The announcement came amid the budget costing released by treasury spokesman Joe Hockey on Thursday. Also revealed in the costings is the cancellation of the “geothermal and tidal” town programs – a key part of the original Direct Action plan – because the technologies had not progressed as quickly as thought.
Opposition climate spokesman told RenewEconomy the decision to cut $150 million from ARENA’s funding and direct it to solar rooftops cames as the Coalition also decided that the rebates offered under its millions solar roofs program will be cut from $1,000 per household to $500. This,and the $40 million from the “towns” program, form the bulk of cuts to Direct Action over the forward estimates, which will now have a budget of $2.88 billion instead of $3.2 billion.
The decision to draw funds from ARENA means less money for the agency to invest in its core programs, which included emerging renewable energies – possibly including solar thermal like that proposed in Port Augusta, as well as remote, off-grid and hybrid renewable programs. It also funds research and development through the former Australian Solar Institute.
It is not clear if ARENA will be required to continue to fund the million roofs program over the 10 year period. If it is, it would strip a total of $500 million from its $3 billion budget. ARENA CEO Ivor Frischknett said the agency had not been officially advised of the funding changes. Over the long term it could impact its investment plans, but he said ARENA was also working on financing options – such as attracting bank finance for leases – that could help the Coalition achieve its policy aims.
Hunt said the decision to cut the proposed rebate for the million solar roofs program reflected the falling cost of solar PV modules. He said it was yet to be decided where the funding would be sourced beyond the forward estimates.
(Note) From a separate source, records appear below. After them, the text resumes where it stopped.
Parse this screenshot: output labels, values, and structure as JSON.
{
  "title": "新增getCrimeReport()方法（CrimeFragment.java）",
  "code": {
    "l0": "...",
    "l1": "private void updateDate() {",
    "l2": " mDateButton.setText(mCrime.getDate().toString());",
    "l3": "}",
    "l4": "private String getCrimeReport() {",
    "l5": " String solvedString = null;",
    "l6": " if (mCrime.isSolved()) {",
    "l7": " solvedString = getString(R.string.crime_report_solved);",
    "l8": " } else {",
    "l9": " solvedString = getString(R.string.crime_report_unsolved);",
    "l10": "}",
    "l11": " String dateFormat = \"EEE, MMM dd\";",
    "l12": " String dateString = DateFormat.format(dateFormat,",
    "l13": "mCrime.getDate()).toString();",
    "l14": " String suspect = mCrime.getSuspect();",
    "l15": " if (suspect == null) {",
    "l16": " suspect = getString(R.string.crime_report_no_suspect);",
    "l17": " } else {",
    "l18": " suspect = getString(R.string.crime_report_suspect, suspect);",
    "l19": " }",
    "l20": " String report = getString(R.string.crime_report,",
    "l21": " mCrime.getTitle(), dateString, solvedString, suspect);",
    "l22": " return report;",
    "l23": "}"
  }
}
The emissions reduction fund, a key component of the Direct Action policy, will retain its $1.55 billion funding over the forward estimates. Asked if Direct Action would be scalable beyond a 5% reduction target to 2020 – say to 15 per cent or 25 per cent – Hunt said that decision would be taken in 2015, after the international climate change conference scheduled for Paris.
“It’s capped and it’s fixed, and that is the policy for the foreseeable future,” Hunt told RenewEconomy. “We’ll address further measures if there is a change in international circumstances.”
The Coalition will also redirect $9 million from a clean energy employment hub to a national climate adaptation research facility.
The Coalition also announced a $185 million cut to the “connecting renewables” program, which was to be administered by the Department of Energy. It was designed to help fund transmission links to new renewable energy facilities.